As a general rule, classroom actions which evidence disrespect, lack of courtesy, general disturbance, abuse of permission, incomplete homework, lateness and other offenses shall be handled by the teacher. Situations that the teacher evaluates as chronic, flagrant, or otherwise worthy of special handling will be referred to the Director or the Administrator. These situations will be dealt with according to the guidelines outlined in the KCA Family Handbook.  

Students are expected to demonstrate the following behaviors and characteristics:
Integrity in the keeping of one’s word, speaking the truth, doing one’s own work, carrying out responsibility (doing assignments adequately and on time) and respecting authority.
Respect for self, Katy Classical Academy and its staff and students, and the property of others.
Courtesy extended in all relationships – student to student or student to teacher/staff.
Stewardship of the property, supplies, and equipment of Katy Classical Academy, as well as Trinity Baptist Church.
Preparation for class and readiness to learn.
Reconciliation through Biblical and appropriate repentance and forgiveness when offenses have been committed or received.

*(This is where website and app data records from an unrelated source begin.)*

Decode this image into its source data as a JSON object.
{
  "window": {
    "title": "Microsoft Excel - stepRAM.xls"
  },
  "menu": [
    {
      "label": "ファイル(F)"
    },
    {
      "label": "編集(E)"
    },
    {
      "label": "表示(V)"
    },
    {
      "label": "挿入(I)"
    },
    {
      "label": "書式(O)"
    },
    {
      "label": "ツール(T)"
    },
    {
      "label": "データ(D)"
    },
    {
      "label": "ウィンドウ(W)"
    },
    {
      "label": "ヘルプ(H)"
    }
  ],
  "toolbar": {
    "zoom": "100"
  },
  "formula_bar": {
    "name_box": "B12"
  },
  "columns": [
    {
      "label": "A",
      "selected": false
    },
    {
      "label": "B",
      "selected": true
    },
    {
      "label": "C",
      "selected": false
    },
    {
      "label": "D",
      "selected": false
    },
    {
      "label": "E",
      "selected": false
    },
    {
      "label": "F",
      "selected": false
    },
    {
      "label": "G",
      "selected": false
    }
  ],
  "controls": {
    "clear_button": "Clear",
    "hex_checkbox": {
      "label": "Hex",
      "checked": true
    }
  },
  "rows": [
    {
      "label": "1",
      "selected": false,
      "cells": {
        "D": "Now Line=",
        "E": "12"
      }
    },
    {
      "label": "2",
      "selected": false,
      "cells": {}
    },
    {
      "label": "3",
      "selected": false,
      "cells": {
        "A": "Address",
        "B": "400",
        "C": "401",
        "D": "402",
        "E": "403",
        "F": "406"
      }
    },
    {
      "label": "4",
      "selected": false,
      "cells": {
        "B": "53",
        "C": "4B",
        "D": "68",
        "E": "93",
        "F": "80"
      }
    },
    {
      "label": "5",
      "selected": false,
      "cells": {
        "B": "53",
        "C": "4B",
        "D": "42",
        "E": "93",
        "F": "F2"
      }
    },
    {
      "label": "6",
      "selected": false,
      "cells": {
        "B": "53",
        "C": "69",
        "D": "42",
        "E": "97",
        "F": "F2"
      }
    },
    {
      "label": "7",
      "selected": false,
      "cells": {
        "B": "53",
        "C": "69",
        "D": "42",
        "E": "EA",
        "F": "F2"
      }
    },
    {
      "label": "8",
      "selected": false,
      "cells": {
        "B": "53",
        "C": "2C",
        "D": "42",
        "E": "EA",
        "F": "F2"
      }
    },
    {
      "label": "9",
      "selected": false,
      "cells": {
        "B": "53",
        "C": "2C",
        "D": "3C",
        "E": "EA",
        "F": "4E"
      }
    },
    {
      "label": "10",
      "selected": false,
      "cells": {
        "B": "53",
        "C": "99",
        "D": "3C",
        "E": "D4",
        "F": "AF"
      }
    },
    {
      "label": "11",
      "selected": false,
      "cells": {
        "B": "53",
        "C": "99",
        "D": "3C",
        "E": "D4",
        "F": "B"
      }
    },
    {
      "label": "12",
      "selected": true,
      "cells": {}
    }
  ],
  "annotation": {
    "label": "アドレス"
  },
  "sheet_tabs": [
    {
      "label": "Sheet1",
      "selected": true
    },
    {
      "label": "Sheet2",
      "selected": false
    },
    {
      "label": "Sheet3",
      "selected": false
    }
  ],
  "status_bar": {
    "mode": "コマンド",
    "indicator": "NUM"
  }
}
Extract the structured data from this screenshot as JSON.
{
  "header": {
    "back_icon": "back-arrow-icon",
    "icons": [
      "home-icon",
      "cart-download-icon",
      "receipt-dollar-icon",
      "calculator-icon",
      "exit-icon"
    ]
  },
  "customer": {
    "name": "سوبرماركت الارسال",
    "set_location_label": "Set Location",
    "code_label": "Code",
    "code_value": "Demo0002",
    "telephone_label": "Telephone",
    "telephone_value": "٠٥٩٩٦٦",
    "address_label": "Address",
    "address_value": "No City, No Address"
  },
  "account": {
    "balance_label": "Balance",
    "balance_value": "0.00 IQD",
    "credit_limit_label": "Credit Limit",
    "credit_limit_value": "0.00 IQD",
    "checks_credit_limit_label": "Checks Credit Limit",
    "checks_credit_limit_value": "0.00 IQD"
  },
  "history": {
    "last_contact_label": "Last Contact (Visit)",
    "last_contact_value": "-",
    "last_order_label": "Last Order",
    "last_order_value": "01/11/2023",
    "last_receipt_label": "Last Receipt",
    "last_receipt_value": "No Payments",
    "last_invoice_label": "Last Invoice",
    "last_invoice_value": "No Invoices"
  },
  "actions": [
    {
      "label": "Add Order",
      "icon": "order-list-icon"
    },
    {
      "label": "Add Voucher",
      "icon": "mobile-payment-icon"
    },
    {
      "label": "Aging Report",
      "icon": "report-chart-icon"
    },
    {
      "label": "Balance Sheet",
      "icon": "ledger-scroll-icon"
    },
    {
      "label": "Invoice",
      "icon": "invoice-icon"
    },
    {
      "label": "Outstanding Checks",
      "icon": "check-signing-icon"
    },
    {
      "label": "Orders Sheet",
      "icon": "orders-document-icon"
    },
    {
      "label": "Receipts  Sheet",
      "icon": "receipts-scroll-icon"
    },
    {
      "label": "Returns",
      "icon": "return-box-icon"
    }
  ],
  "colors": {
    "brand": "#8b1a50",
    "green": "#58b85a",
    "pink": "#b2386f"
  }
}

What exactly is meant by "parental involvement" at KCA?

The primary way that parents are involved is facilitating your student's at-home learning on the satellite days. We also expect parents to be available for volunteer opportunities.  We require one parent per student per year to volunteer at a KCA event.  These events may include field trips, Chick-fil-A lunch days, Christmas parties, or serving as "Room Parent."  We welcome and encourage the involvement of our parents!